Our rapid-response ‘Data on teachers’ lives during the pandemic’ report looks at the impact of the pandemic on teachers’ and pupils’ lives, through the lens of new data made available to the ODI, as well as various open data sources and in-depth qualitative research.

The ODI team worked for the first time with the NASUWT, the Teachers’ Union, and was given access to new aggregated and anonymised data from the teaching union’s annual ‘Big Question’ survey. This helped to paint a picture through data of how the pandemic has affected teachers and pupils across the country during various lockdown periods and the closure of schools.

Continuing on from last November’s ‘Data about children’s lives in the pandemic’ report, this new report aims to demonstrate how timely and systematic national data collection can provide valuable insights into the most urgent and pressing challenges of our time. The project team also examined open government data from the Department for Education.

The report highlights major data gaps in the UK’s education sector, and the ODI calls on organisations to consider how datasets they hold could be effectively and ethically shared.

ODI Managing Director, Louise Burke, said:

“The ODI chose to work with the NASUWT because we both recognise that there is currently not a clear enough picture of what is happening in schools. Without more data and a variety of datasets, no one knows the full extent of the problems currently being faced by teachers, pupils and parents, and what that means as we come out of lockdown. Better data infrastructure would create a much-needed early warning system, helping policy-makers and those providing support to teachers to see the full impact of the pandemic and who most needs help.”

Some of the report’s key findings include:

  • The disproportionate impact of remote learning on teachers working in special schools, older staff and those working in deprived areas.
  • There is a lack of timely data on teacher experience: the most up to date official statistics on the School Workforce in England are from 2019 – figures for 2020 will not be published until July. 
  • There is a lack of granular data on teacher retention: currently teacher retention data is only available at national level. Making it openly available at the level of different sectors and regions would increase the transparency of educational management

Data privacy and ethics

Alongside the report, an ODI Data Ethics Canvas was completed and published in relation to this piece of work.
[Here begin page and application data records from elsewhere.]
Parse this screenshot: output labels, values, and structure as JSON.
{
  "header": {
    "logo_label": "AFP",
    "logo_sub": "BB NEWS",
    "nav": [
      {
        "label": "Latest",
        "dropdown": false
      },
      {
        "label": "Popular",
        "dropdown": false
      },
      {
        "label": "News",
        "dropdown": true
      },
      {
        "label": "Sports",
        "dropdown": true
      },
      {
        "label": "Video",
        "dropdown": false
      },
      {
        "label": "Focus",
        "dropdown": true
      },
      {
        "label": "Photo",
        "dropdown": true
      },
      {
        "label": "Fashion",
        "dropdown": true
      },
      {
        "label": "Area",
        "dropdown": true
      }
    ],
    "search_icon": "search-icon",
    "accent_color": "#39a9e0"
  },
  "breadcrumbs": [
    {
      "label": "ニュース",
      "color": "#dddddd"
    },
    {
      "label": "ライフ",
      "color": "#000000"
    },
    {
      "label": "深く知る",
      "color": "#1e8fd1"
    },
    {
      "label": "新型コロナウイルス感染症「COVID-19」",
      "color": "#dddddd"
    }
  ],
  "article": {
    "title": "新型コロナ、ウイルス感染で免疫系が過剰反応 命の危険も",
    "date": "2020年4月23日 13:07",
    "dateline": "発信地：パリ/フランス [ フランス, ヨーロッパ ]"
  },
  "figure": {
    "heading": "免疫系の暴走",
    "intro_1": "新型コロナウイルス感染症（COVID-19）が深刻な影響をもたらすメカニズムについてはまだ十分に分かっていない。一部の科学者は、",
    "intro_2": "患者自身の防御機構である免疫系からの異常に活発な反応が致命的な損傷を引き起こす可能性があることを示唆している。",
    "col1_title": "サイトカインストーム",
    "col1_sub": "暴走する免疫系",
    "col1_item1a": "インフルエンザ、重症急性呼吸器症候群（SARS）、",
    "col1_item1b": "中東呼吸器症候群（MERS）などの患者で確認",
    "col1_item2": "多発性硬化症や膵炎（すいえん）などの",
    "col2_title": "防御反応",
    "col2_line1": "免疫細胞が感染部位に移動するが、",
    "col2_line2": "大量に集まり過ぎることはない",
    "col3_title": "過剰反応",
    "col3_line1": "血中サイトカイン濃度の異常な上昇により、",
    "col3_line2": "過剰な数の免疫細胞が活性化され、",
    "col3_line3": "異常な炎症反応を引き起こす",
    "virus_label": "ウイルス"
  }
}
The Data Ethics Canvas is a tool created by the ODI for anyone who collects, shares or uses data, helping to identify and manage ethical issues.

All the data received from the NASUWT was aggregated and anonymised to protect the privacy of the data owners and also to preclude any bias or unethical use of the data.
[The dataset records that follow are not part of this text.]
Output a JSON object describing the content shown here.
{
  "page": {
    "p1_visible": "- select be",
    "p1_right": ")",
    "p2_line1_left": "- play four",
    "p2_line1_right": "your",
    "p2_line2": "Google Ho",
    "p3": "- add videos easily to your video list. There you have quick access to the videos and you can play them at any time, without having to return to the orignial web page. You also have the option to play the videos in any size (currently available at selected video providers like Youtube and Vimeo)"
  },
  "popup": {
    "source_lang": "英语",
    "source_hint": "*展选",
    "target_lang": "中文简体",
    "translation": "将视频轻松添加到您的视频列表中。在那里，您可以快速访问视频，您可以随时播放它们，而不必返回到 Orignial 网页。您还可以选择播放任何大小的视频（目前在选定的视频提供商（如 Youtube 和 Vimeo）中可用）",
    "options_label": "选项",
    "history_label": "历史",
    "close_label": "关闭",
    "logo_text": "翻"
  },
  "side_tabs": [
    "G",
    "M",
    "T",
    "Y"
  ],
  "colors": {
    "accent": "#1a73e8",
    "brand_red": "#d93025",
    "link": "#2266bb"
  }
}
Read the full report and explore the data analysis here. The tool allows anyone to investigate the NASUWT’s 'Big Question' member response data.

The report lead was Dr. Miranda Voss. The research for this project was carried out by the ODI in collaboration with two partners: ​Allegory, a strategic communication agency who has worked with the ODI for eight years and is responsible for the research project management and communications; ​and ​Mime Consulting, an educational data consultancy, who combined 2021 NASUWT annual 'Big Question' member responses with other open and publicly available data  to identify trends. This was then anonymised, aggregated, published as open data and made available for exploration through an interactive tool on the ODI website.